It is natural to deny or ignore fear, but doing so can create deeper problems. By learning when to listen to fear, we can use it to our advantage rather than be controlled by it, writes psychologist Dr Amy Silver.
We all have fears, many of which keep us safe and well. Fear’s job is to warn us of danger and avoid risk. It wants us to avoid anything which would cause physical or social pain. But how much does fear interfere with our good choices?
Fear wants to keep us away from discomfort but if we listen to it all the time, does it steer us away from growth or opportunity? Does our fear of rejection, failure, exclusion, being different, having to change, being vulnerable or showing weakness, limit what we could do or who we could be?
As well as limiting us from gains we could make, fear also leads to distress and feelings of anxiety or worry. We may have a fear of missing out, being overlooked, being seen, speaking up, standing up or of being taken advantage of.
What is fear?
There are biological, evolutionary, and social reasons why our fear is triggered – we are, after all, simple animals. Learning how to override our fear is essential in helping us fulfil our potential. If left unchecked, fear can control everything we do. We become a bystander, commanded by the voice of fear as it triggers biochemical reactions that cause us to fight, flight or play dead.
I think of fear as a guest at our party, and we are the host. We are the ones who should get to decide what to do, not fear. Even if fear is the loudest guest, commanding our choices and movements, we as the host must elevate ourselves into the position of control.
“If we approach our fear with compassion, however, we can change the relationship with it so that we can turn towards it and hear its messages”
Is your fear telling you what to do?
To gain control we must first understand more about our current relationship with fear. When does fear get loud for you? When is it difficult to ignore it? Understanding the way in which our body reacts to our fear voice, what our fear voice says, and how it talks to us, is crucial.
It is easy to be self-critical of our fears, anxieties and worries, or critical of ourselves for having these sensations in the first place.
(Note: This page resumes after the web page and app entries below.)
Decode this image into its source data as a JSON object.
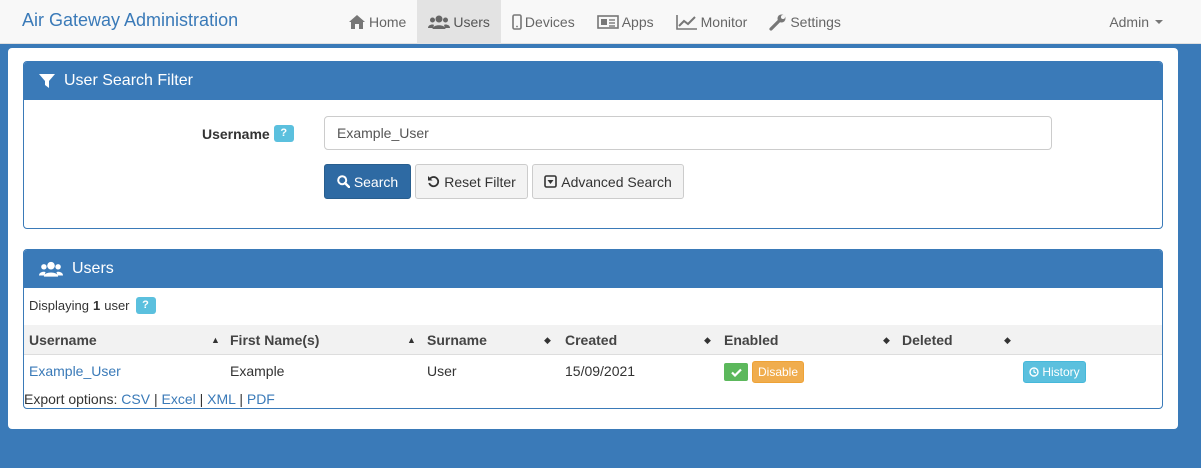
{
  "brand": "Air Gateway Administration",
  "nav": {
    "home": "Home",
    "users": "Users",
    "devices": "Devices",
    "apps": "Apps",
    "monitor": "Monitor",
    "settings": "Settings",
    "admin": "Admin"
  },
  "filter": {
    "title": "User Search Filter",
    "username_label": "Username",
    "help": "?",
    "username_value": "Example_User",
    "search_button": "Search",
    "reset_button": "Reset Filter",
    "advanced_button": "Advanced Search"
  },
  "users": {
    "title": "Users",
    "displaying_prefix": "Displaying",
    "count": "1",
    "displaying_suffix": "user",
    "help": "?",
    "columns": {
      "username": "Username",
      "first_names": "First Name(s)",
      "surname": "Surname",
      "created": "Created",
      "enabled": "Enabled",
      "deleted": "Deleted"
    },
    "rows": [
      {
        "username": "Example_User",
        "first_names": "Example",
        "surname": "User",
        "created": "15/09/2021",
        "disable_label": "Disable",
        "history_label": "History"
      }
    ],
    "export": {
      "label": "Export options:",
      "csv": "CSV",
      "excel": "Excel",
      "xml": "XML",
      "pdf": "PDF",
      "separator": "|"
    }
  },
  "colors": {
    "primary": "#3a7ab8",
    "success": "#5cb85c",
    "warning": "#f0ad4e",
    "info": "#5bc0de"
  }
}
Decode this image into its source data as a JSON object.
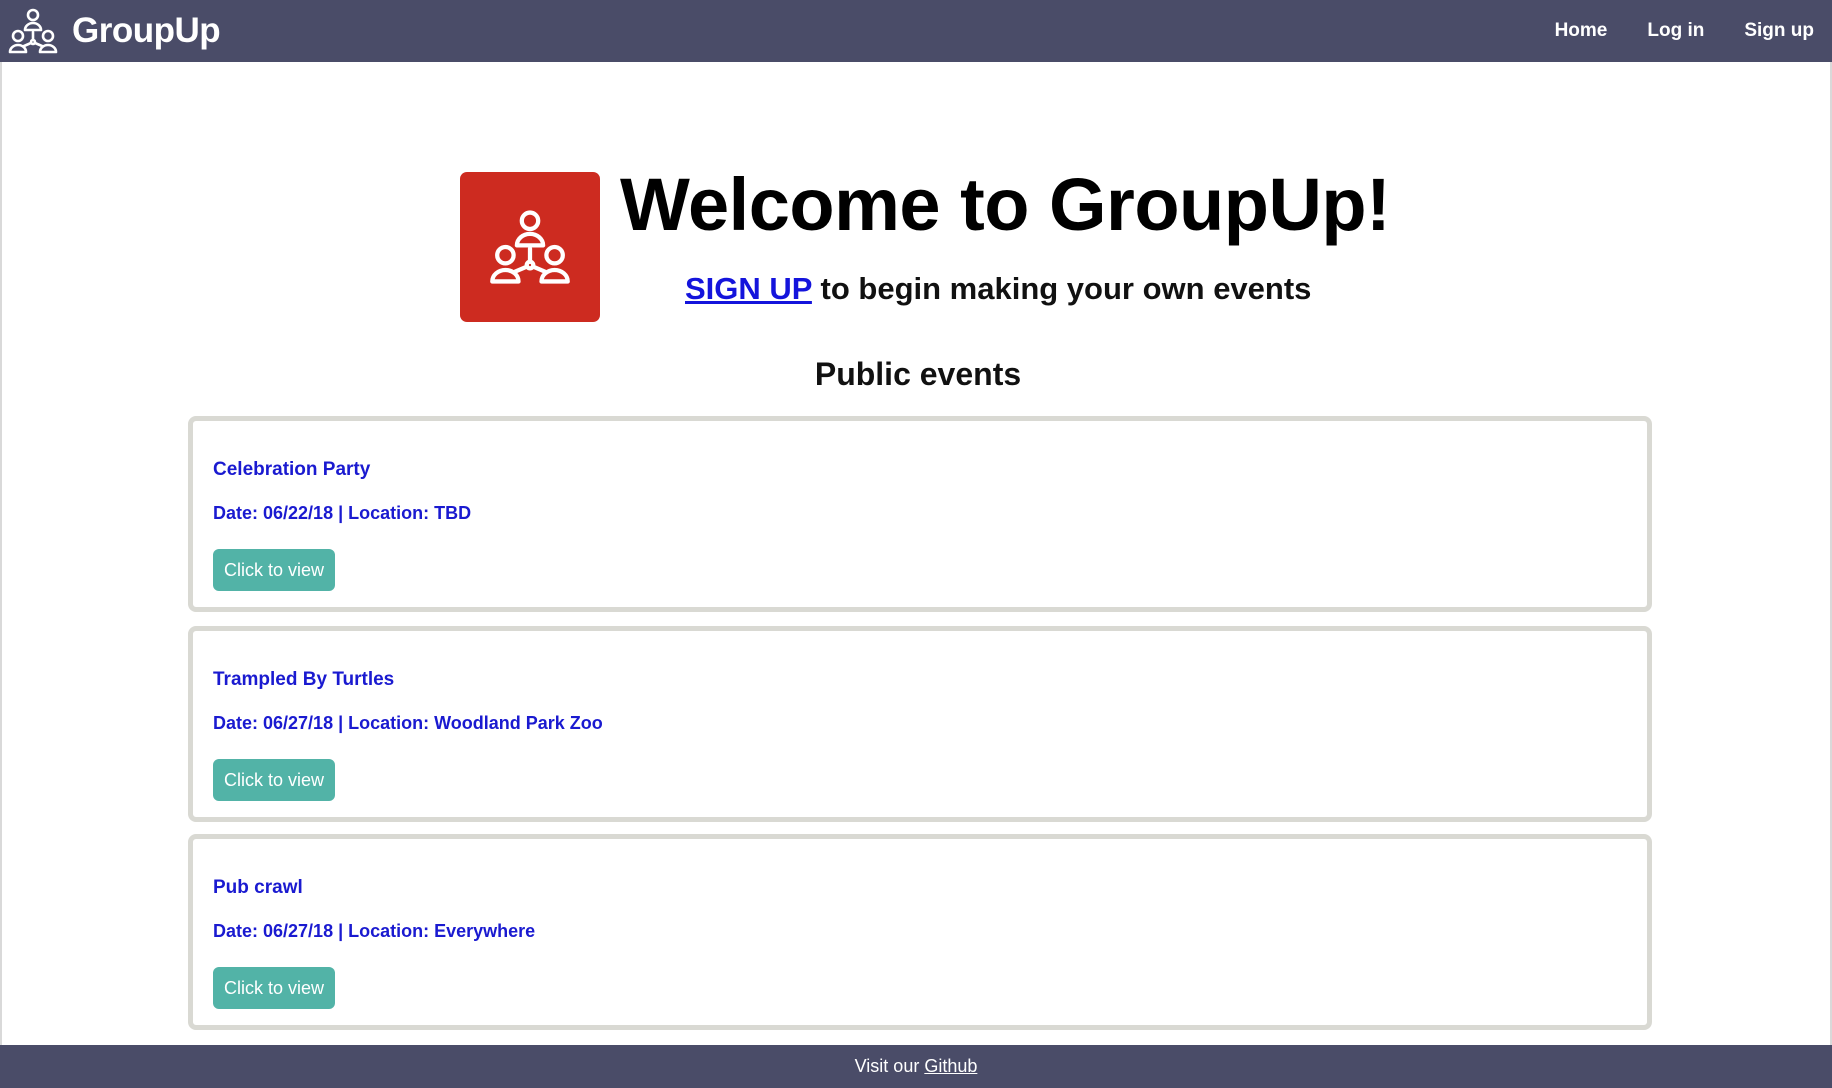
{
  "navbar": {
    "brand": "GroupUp",
    "links": [
      {
        "label": "Home"
      },
      {
        "label": "Log in"
      },
      {
        "label": "Sign up"
      }
    ]
  },
  "hero": {
    "title": "Welcome to GroupUp!",
    "signup_link": "SIGN UP",
    "signup_rest": " to begin making your own events"
  },
  "section_title": "Public events",
  "events": [
    {
      "name": "Celebration Party",
      "meta": "Date: 06/22/18 | Location: TBD",
      "button": "Click to view"
    },
    {
      "name": "Trampled By Turtles",
      "meta": "Date: 06/27/18 | Location: Woodland Park Zoo",
      "button": "Click to view"
    },
    {
      "name": "Pub crawl",
      "meta": "Date: 06/27/18 | Location: Everywhere",
      "button": "Click to view"
    }
  ],
  "footer": {
    "text": "Visit our",
    "link": "Github"
  },
  "colors": {
    "nav_bg": "#4a4c68",
    "logo_red": "#cd2b20",
    "link_blue": "#1a1ad0",
    "button_teal": "#52b3a7",
    "card_border": "#d9d9d3"
  }
}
If we are ashamed of our fear, a natural response is to deny or ignore it. When we do, we lose touch with some important self-awareness cues and may end up carrying some new hard emotions such as shame and guilt. If we approach our fear with compassion, however, we can change the relationship with it so that we can turn towards it and hear its messages.
Fear has wonderful things to give us: it gives us the gift of working harder and warning us of failure or rejection. But, we want to learn when to listen to it and when not to. We don’t want to be blindly controlled by it.
How to get fear under your control
We want to evaluate what to do in relation to our goals, not our fears. We must learn to evaluate the content so we can hear the message that the guest of fear is giving us without having to take on the drama and catastrophising.
For example, we don’t need to listen to stories of the past or future that fear often uses to remind us of the dangers. We want to tune into the ‘now’ so that we can truly evaluate the action that will serve our goals. We may also want to tune into what other important voices have to say, for example, hope, excitement, joy.
We can control how we move our attention around these different voices, rather than listening to fear, using strategies such as writing or finding ways of letting fear travel through rather than getting caught up.
Learn when to listen to fear
Professional success relies on learning when to listen to fear and, more importantly, when not to. Becoming more courageous is easy when we’ve decided to build a closer relationship with fear.
Making sure we are in control of fear is one of the most essential skills we can practice driving our professional success (individually and as a collective). We will be able to make deeper connections, influence decisions, act quicker, create more, opt into – not away from – challenges, be calm and have more fun. We are not our fears, we are the host.
Dr Amy Silver
Amy is a psychologist, speaker and author of The Loudest Guest: How to control and change your relationship with fear (Major Street Publishing). She is the founder of The Courage Club, the place to outgrow your fears. dramysilver.com / facebook.com/dramysilver